Headlines are critical in corporate communications.
If someone reads nothing else but the headline, will they get the key message? And will the headline compel them to read the story?
A tweet can serve the same function. Can you get your key message across in under 140 characters? Will it engage your followers to click on the related link?
It turns out, there’s another powerful use for headlines and tweets. Alexandra Samuel outlines this in her HBR post How Content Marketers Can Tell Better Stories with Data.
“Start with your dream headline,” Samuel advises. She likes to start by “imagining my dream headlines or tweets: the discoveries that I would love my data to yield.”
Samuel gives the example of looking at child-related security risks. “I hoped to discover the security practices that led to the biggest reduction in online misdeeds,” she wrote, “something like ‘good passwords cut hacks perpetrated by kids by 50%’.”
This informs how she tackles the research.

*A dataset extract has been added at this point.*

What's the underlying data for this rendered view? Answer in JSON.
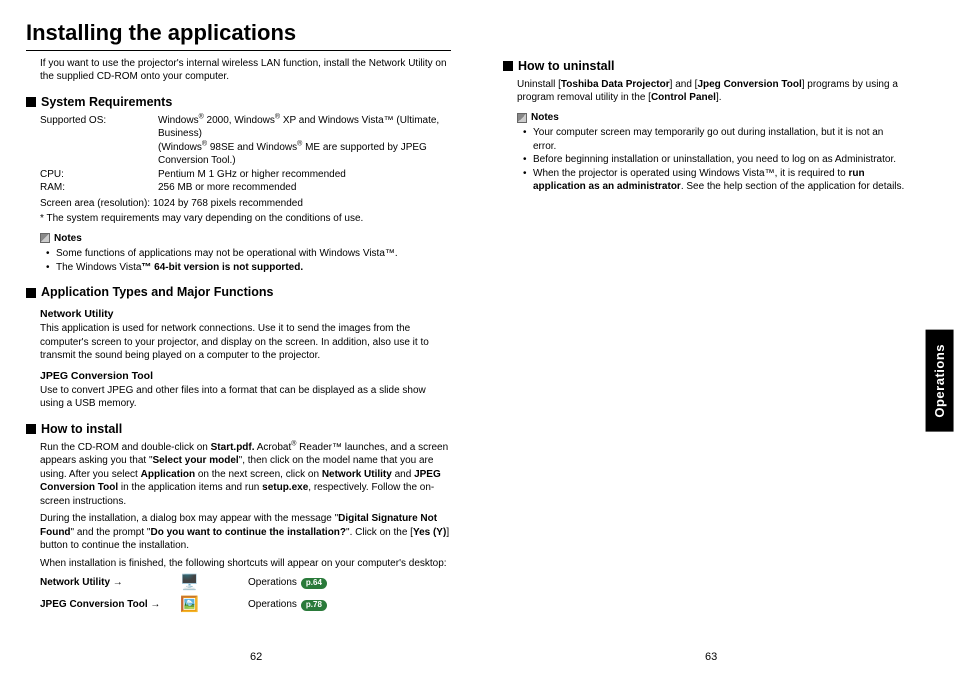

What’s less important is whether the discovery she wants to find is actually supported by the research. Because the method provides focus to the research.
This gives a better ability to discover “data that would yield the best-case outcome.” The headline and the story then evolve based on the most interesting and relevant insights from the data.
And it speaks to the 5-plus hours of learning that everyone at my employer is encouraged to do to mobilize the future.
We’re all lifelong learners. It’s a gift to be part of a company that creates a learning culture to do just that.
What are you learning today?